I have a small mix breed dog (lhasa apso, poodle, a bit of terrier), who up until a few years back, had a long bushy tail. However, she was hit by a car and her tail was broken...irreperable, and consequently the tail was docked to about two inches pretty much the day of the accident. She healed well from what I can remember (she was not living with me at the time)

She's always been a bit sensitive around her back end, if picked up the wrong way etc, and was nervous for a while after the accident. Within the past year, however, she has started to exhibit odd behaviours that i'm beginning to think might have something to do with phantom sensations. I don't recall this happening, at least as much, until this past year or so. She's been without her tail for about four years now i think.

She will be laying peacefully asleep and all of a sudden will jump from her bed and run a few steps as if someone's pulled her tail or given her a little poke or something. She looks startled, but usually settles again. Usually gives me a good start while she's at it, it'll be all quiet here and then up she goes, toenails skittering across the room. She doesn't do this while awake, and doesn't do it as much at night, when she seems to settle in for longer periods.

I've read elsewhere that dogs can have phantom pain after docking, but is this something that would only begin to show itself after a few years?

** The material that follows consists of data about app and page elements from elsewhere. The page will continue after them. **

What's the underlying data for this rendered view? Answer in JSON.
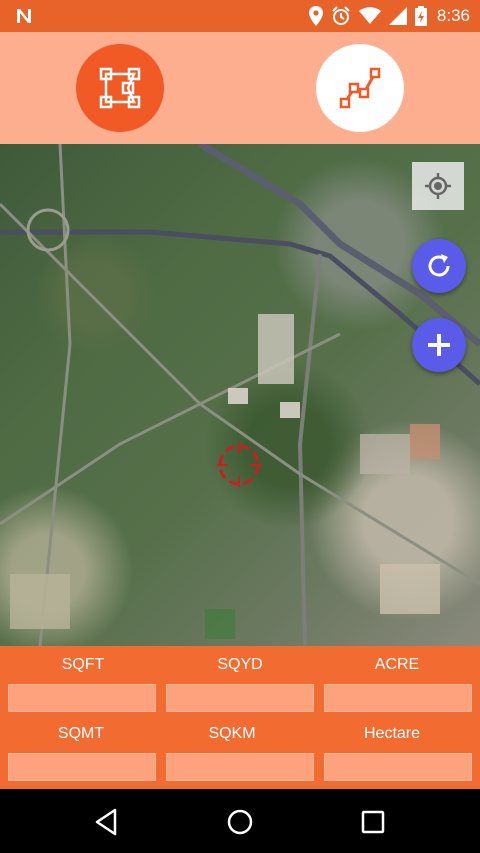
{
  "status_bar": {
    "time": "8:36",
    "icons": [
      "notification-n-icon",
      "location-icon",
      "alarm-icon",
      "wifi-icon",
      "signal-icon",
      "battery-charging-icon"
    ]
  },
  "mode_bar": {
    "buttons": [
      "polygon-area-icon",
      "line-distance-icon"
    ]
  },
  "map_controls": {
    "icons": [
      "my-location-icon",
      "refresh-icon",
      "add-icon"
    ]
  },
  "units": {
    "row1": [
      "SQFT",
      "SQYD",
      "ACRE"
    ],
    "row2": [
      "SQMT",
      "SQKM",
      "Hectare"
    ],
    "values": [
      "",
      "",
      "",
      "",
      "",
      ""
    ]
  },
  "colors": {
    "accent": "#f26b31",
    "mode_bar": "#fcae8f",
    "fab": "#5b5bea"
  }
}
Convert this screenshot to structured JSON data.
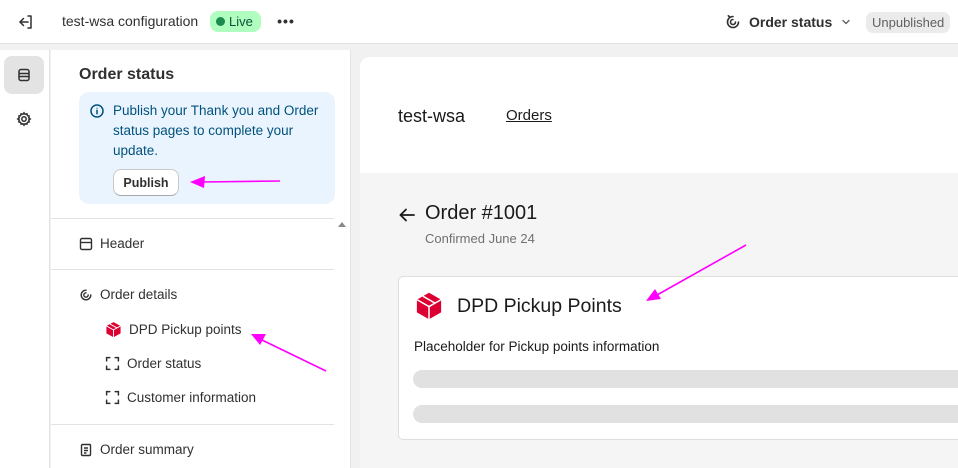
{
  "topbar": {
    "theme_name": "test-wsa configuration",
    "live_label": "Live",
    "page_select_label": "Order status",
    "unpublished_label": "Unpublished"
  },
  "sidebar": {
    "title": "Order status",
    "banner": {
      "text": "Publish your Thank you and Order status pages to complete your update.",
      "button_label": "Publish"
    },
    "sections": {
      "header": "Header",
      "order_details": "Order details",
      "order_summary": "Order summary"
    },
    "blocks": [
      {
        "label": "DPD Pickup points",
        "icon": "dpd-icon"
      },
      {
        "label": "Order status",
        "icon": "block-placeholder-icon"
      },
      {
        "label": "Customer information",
        "icon": "block-placeholder-icon"
      }
    ]
  },
  "preview": {
    "shop_name": "test-wsa",
    "orders_link": "Orders",
    "order_title": "Order #1001",
    "order_subtitle": "Confirmed June 24",
    "card_title": "DPD Pickup Points",
    "card_description": "Placeholder for Pickup points information"
  },
  "colors": {
    "annotation_arrow": "#ff00ff",
    "dpd_red": "#dc0032",
    "live_badge_bg": "#affebf",
    "banner_bg": "#eaf4ff"
  }
}
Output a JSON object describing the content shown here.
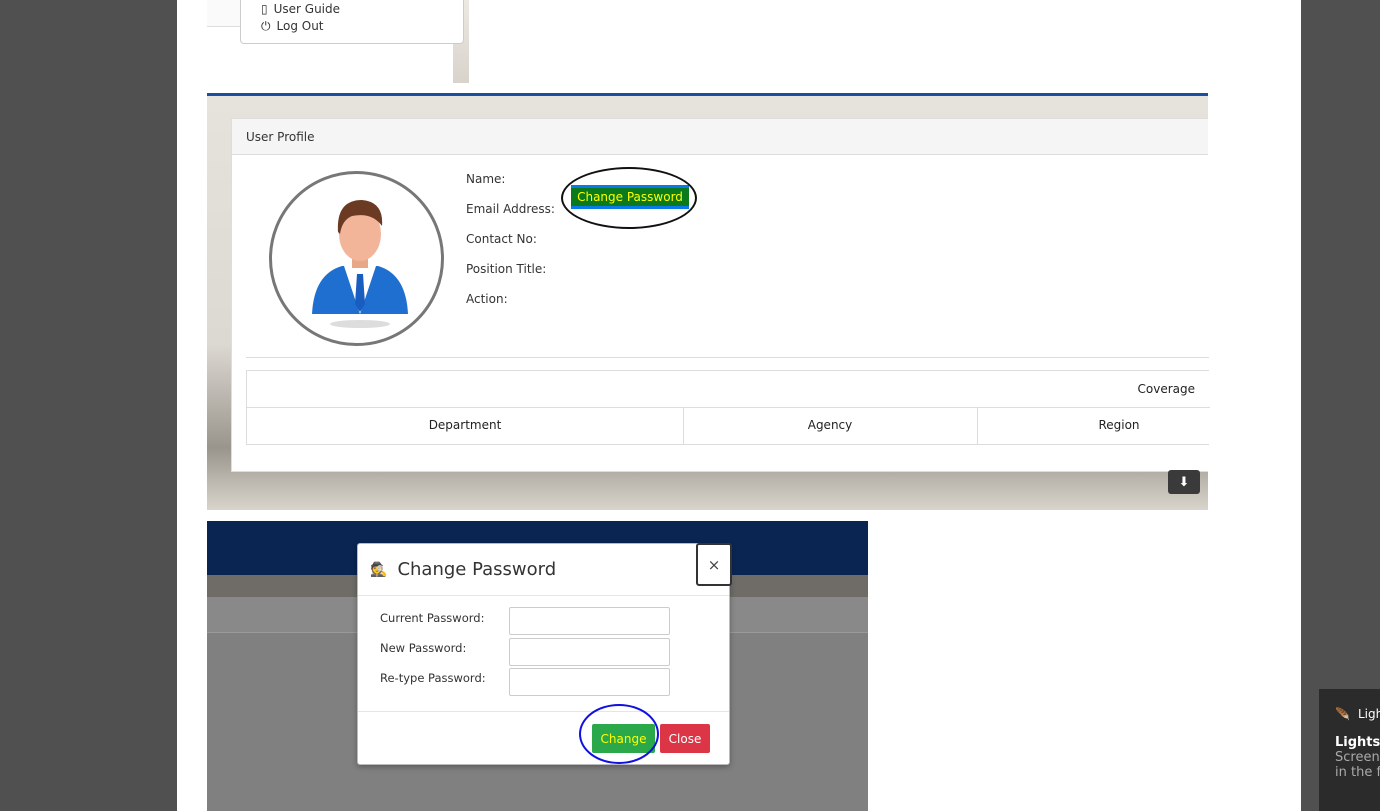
{
  "menu": {
    "items": [
      {
        "label": "User Guide",
        "icon": "pdf-icon"
      },
      {
        "label": "Log Out",
        "icon": "power-icon"
      }
    ]
  },
  "profile": {
    "title": "User Profile",
    "fields": [
      "Name:",
      "Email Address:",
      "Contact No:",
      "Position Title:",
      "Action:"
    ],
    "change_password_label": "Change Password",
    "table": {
      "group_header": "Coverage",
      "columns": [
        "Department",
        "Agency",
        "Region"
      ]
    }
  },
  "modal": {
    "title": "Change Password",
    "icon": "spy-icon",
    "close_symbol": "×",
    "fields": [
      {
        "label": "Current Password:",
        "value": ""
      },
      {
        "label": "New Password:",
        "value": ""
      },
      {
        "label": "Re-type Password:",
        "value": ""
      }
    ],
    "change_label": "Change",
    "close_label": "Close"
  },
  "toast": {
    "app": "Lightshot",
    "title": "Lightshot",
    "line1": "Screenshot",
    "line2": "in the f"
  },
  "colors": {
    "navy": "#0a2552",
    "accent": "#1a4fa0",
    "success": "#2aa84a",
    "danger": "#dc3545"
  }
}
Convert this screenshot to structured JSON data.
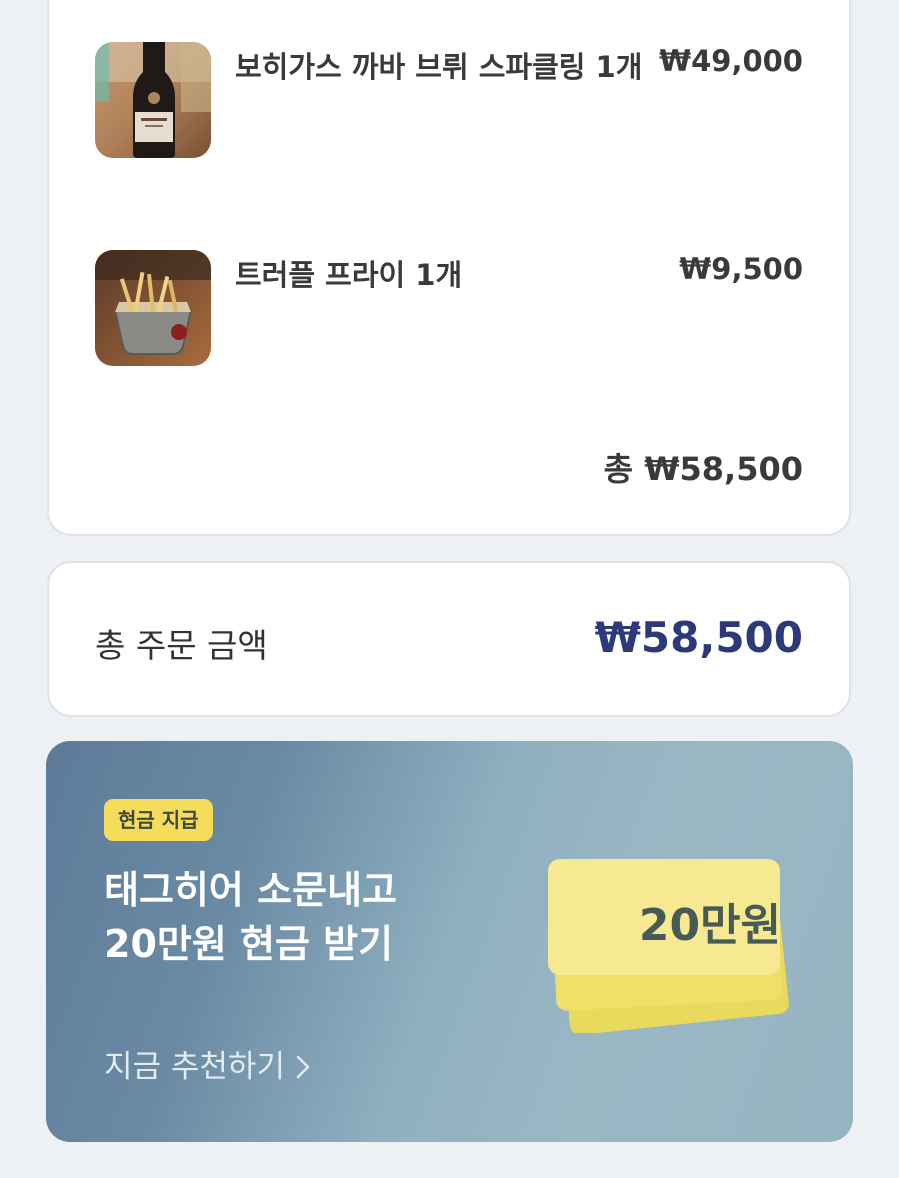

October 1st, 2008, 08:20 PM
Has she been evaluated by the vet recently? I'm wondering if perhaps she's developing some arthritis from the accident and feeling twinges from that? We had a dog with spinal arthritis that would get a 'tweak' and jump up like that.

October 1st, 2008, 10:11 PM
HRP has some good points, and it would certainly warrant a vet visit IMO. That said, doggie amputees certainly can and do experience phantom pain...whether or not it can appear suddenly long after the amputation is something I'm not sure about. If it is nerve-related, there are medications that are available to help control the "zings".

October 2nd, 2008, 07:21 AM
I know a human that accidentally cut off his arm and he gets pain so I imagine dogs are no different.